*** Information ***

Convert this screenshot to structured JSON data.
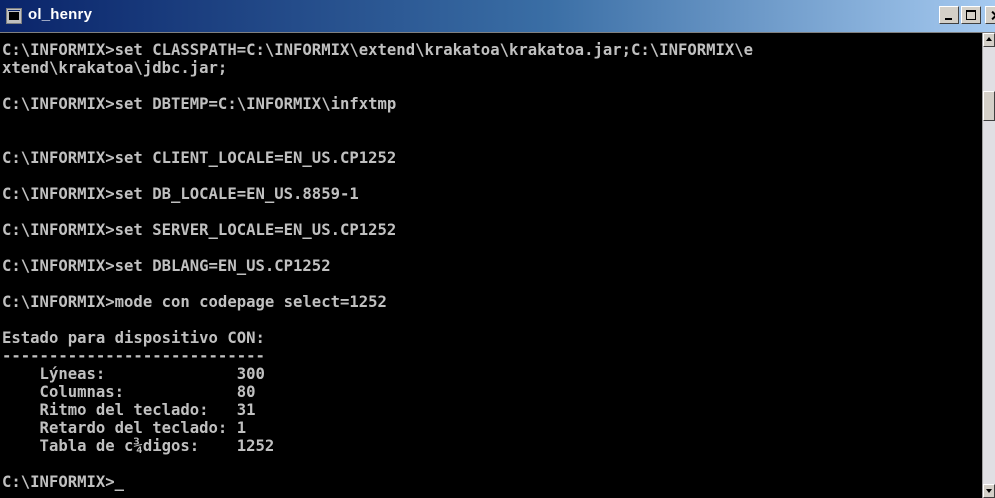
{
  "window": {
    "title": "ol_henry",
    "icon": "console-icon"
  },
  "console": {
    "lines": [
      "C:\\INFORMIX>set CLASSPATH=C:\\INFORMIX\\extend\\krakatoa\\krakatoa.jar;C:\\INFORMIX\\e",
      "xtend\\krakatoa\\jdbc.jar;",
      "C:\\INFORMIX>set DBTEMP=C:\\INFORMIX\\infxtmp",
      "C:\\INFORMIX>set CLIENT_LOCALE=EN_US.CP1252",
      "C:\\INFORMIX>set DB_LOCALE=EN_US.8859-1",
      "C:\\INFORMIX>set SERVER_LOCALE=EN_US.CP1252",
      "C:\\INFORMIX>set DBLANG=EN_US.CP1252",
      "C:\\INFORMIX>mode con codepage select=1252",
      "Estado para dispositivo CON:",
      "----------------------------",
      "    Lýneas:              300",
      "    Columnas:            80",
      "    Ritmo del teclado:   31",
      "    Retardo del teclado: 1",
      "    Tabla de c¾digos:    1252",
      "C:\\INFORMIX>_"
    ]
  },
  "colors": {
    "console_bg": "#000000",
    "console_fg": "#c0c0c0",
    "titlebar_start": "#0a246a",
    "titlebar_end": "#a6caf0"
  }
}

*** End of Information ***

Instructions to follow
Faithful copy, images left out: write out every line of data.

Solution to the problem
Convert this screenshot to structured JSON data.
{
  "window": {
    "title": "ol_henry",
    "icon": "console-icon"
  },
  "console": {
    "lines": [
      "C:\\INFORMIX>set CLASSPATH=C:\\INFORMIX\\extend\\krakatoa\\krakatoa.jar;C:\\INFORMIX\\e",
      "xtend\\krakatoa\\jdbc.jar;",
      "C:\\INFORMIX>set DBTEMP=C:\\INFORMIX\\infxtmp",
      "C:\\INFORMIX>set CLIENT_LOCALE=EN_US.CP1252",
      "C:\\INFORMIX>set DB_LOCALE=EN_US.8859-1",
      "C:\\INFORMIX>set SERVER_LOCALE=EN_US.CP1252",
      "C:\\INFORMIX>set DBLANG=EN_US.CP1252",
      "C:\\INFORMIX>mode con codepage select=1252",
      "Estado para dispositivo CON:",
      "----------------------------",
      "    Lýneas:              300",
      "    Columnas:            80",
      "    Ritmo del teclado:   31",
      "    Retardo del teclado: 1",
      "    Tabla de c¾digos:    1252",
      "C:\\INFORMIX>_"
    ]
  },
  "colors": {
    "console_bg": "#000000",
    "console_fg": "#c0c0c0",
    "titlebar_start": "#0a246a",
    "titlebar_end": "#a6caf0"
  }
}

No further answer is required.